Minister and author Howard Thurman (1899–1981) stressed the importance of coming face to face with God:
The central fact in religious experience is the awareness of meeting God. The descriptive words are varied: sometimes it is called an encounter; sometimes, a confrontation; and sometimes, a sense of Presence. What is insisted upon, however, … [is that] the individual is seen as being exposed to direct knowledge of ultimate meaning … in which all that the individual is, becomes clear as immediate and often distinct revelation. He is face to face with something which is so much more, and so much more inclusive, than all of his awareness of himself that for him, in the moment, there are no questions.
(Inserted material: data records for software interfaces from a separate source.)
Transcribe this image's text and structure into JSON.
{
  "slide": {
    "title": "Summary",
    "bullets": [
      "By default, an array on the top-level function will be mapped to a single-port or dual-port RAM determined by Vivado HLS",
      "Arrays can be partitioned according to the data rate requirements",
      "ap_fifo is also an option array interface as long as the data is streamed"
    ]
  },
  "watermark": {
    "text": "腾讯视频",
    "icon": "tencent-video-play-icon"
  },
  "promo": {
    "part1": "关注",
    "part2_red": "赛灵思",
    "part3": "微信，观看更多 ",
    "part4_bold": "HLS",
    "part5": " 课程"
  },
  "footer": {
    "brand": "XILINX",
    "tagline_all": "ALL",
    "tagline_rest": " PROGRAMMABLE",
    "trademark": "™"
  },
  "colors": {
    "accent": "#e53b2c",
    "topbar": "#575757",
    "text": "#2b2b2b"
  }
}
Without asking, somehow he knows.
The mind apprehends the whole—the experience is beyond or inclusive of the discursive…. The individual in the experience seems to come into possession of what he has known as being true all along. The thing that is new is the realization. And this is of profound importance. 
Spending time with Quakers provided Thurman with sacred space to experience his oneness with God and other people. It proved to be a doorway to both action and contemplation. Author Lerita Coleman Brown writes:
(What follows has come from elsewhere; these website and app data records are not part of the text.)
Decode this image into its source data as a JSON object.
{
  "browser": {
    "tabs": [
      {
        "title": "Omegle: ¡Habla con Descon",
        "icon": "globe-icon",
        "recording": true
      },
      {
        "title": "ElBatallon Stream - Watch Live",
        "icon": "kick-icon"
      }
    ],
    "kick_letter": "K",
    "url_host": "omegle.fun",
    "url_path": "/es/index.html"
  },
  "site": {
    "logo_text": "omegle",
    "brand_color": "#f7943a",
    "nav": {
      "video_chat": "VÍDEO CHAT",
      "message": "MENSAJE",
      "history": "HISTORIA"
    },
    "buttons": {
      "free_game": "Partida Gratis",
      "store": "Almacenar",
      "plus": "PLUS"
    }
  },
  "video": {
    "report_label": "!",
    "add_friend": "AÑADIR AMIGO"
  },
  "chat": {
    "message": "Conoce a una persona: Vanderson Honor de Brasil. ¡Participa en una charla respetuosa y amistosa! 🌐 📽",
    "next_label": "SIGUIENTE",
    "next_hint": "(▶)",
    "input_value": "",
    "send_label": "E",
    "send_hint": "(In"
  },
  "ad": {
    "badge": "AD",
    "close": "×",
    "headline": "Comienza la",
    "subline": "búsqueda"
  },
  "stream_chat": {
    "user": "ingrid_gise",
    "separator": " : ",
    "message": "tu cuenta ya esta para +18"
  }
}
For more than four hundred years, a vibrant Quaker commitment to the mystical practice of silence has persisted…. Staunch promoters of the “still small voice,” Quakers believe that everyone carries the divine light of God within them and that we are all equal regardless of title or socioeconomic status. They believe that God speaks ceaselessly to us and that quietness and stillness are prerequisites for hearing the soft, gentle, wordless communication of God. Yet for Quakers, being contemplative is not enough; they assume that actions emerging from the silence should facilitate the end of social injustices and the creation of a more benevolent world. As advocates of peace and equality, many Quakers participated in the Underground Railroad, assisting thousands in escaping slavery.
As part of his study of mysticism, Howard Thurman attended Quaker meetings and sat in the silence that characterizes unscripted forms of Quaker worship. In a 1951 sermon on the strength of silence in corporate worship … Thurman speaks of his personal experience of group silence during a traditional Quaker meeting:
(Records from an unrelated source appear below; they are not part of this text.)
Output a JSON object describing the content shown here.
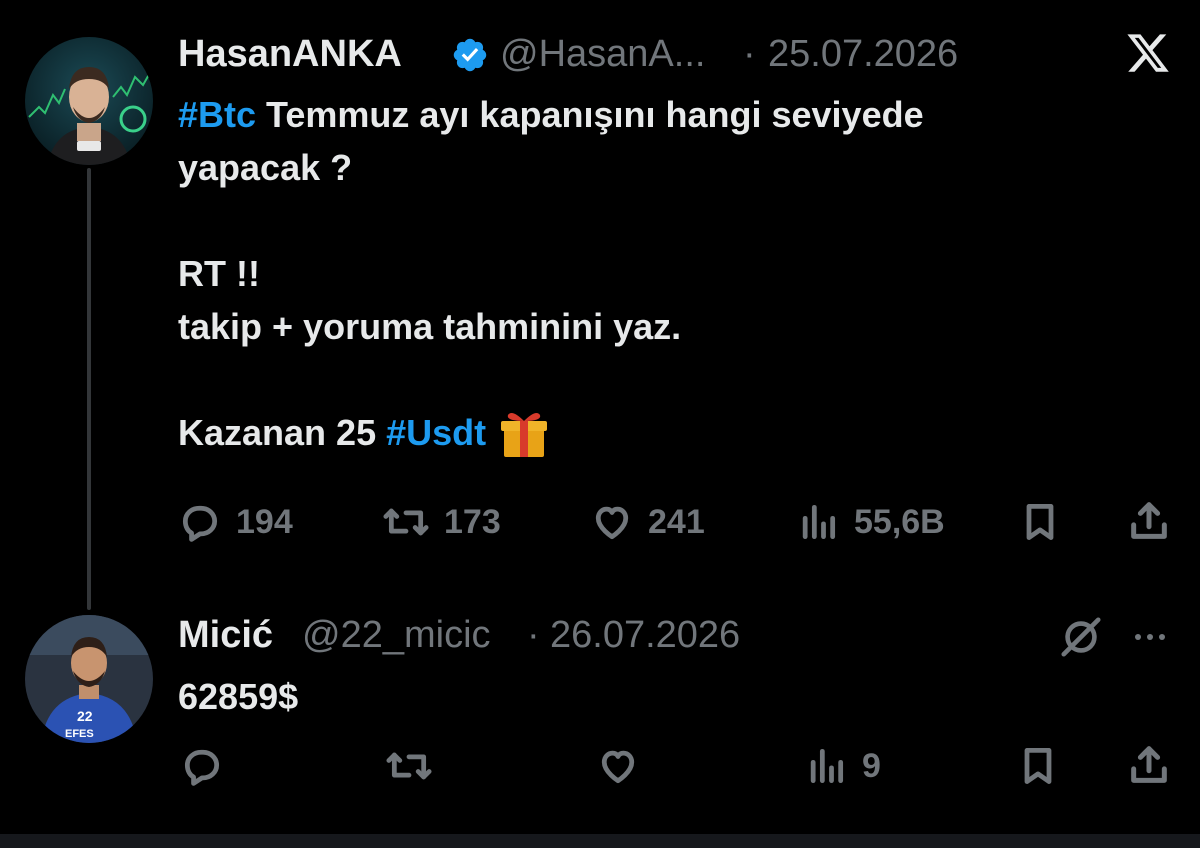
{
  "main_tweet": {
    "author_name": "HasanANKA",
    "handle": "@HasanA...",
    "separator": "·",
    "date": "25.07.2026",
    "text": {
      "hashtag_btc": "#Btc",
      "line1_rest": " Temmuz ayı kapanışını hangi seviyede",
      "line2": "yapacak ?",
      "line3": "RT !!",
      "line4": "takip + yoruma tahminini yaz.",
      "line5_prefix": "Kazanan 25 ",
      "hashtag_usdt": "#Usdt"
    },
    "stats": {
      "replies": "194",
      "reposts": "173",
      "likes": "241",
      "views": "55,6B"
    }
  },
  "reply_tweet": {
    "author_name": "Micić",
    "handle": "@22_micic",
    "separator": "·",
    "date": "26.07.2026",
    "text": "62859$",
    "stats": {
      "views": "9"
    }
  },
  "colors": {
    "background": "#000000",
    "text": "#e7e9ea",
    "muted": "#71767b",
    "accent": "#1d9bf0",
    "thread_line": "#333639"
  },
  "icons": [
    "x-logo-icon",
    "verified-badge-icon",
    "reply-icon",
    "repost-icon",
    "like-icon",
    "views-icon",
    "bookmark-icon",
    "share-icon",
    "more-icon",
    "grok-icon",
    "gift-icon"
  ]
}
Nobody said a word … just silence. Silence. Silence. And in that silence I felt as though all of them were on one side and I was on the other side, by myself, with my noise. And every time I would try to get across the barrier, nothing happened. I was just Howard Thurman. And then … I don’t know when it happened, how it happened, I wish I could tell you, but somewhere in that hour I passed over the invisible line, and I became one with all the seekers. I wasn’t Howard Thurman anymore; I was, I was a human spirit involved in a creative moment with human spirits, in the presence of God. 
 Howard Thurman, The Creative Encounter: An Interpretation of Religion and the Social Witness (Richmond, IN: Friends United Press, 1972), 23–24.
 Lerita Coleman Brown, What Makes You Come Alive: A Spiritual Walk with Howard Thurman (Minneapolis, MN: Broadleaf Books, 2023), 31–32; Howard Thurman, “The Strength of Corporate Worship,” sermon, April 8, 1951.
Image credit: A path from one week to the next—Taylor Wilson, Madonna and Messiah (detail), ink, used with permission. Alma Thomas, The Eclipse (detail), 1970, acrylic on canvas, Smithsonian. Alma Thomas, Snow Reflections on Pond (detail), 1973, acrylic on canvas, Smithsonian. Click here to enlarge image.
Creation is sacred space; the multi-colored spot of paint on canvas echoes the light through a stained-glass window.
Story from Our Community:
The other day, I had an experience of seeing and understanding the sacredness of all things. After mass on Sunday, my child wanted to go to the beach. It had been a difficult week and I was feeling disconnected and isolated. We walked out to a nearby island at low tide. I saw a rock formation, black with multiple striations in it. It called to me and I went and touched it. Just like that I was experiencing the holiness of all things—the rocks, grass, birds, little water creatures, people, sun, and the sky. I could see everything was sacred and I was in the middle of it. The feeling stayed with me while we were at the beach, and still lingers. The next day, the Daily Meditations suggested that what I experienced was a glimpse of the Cosmic Dance. What a glorious dance it is! —Linda M.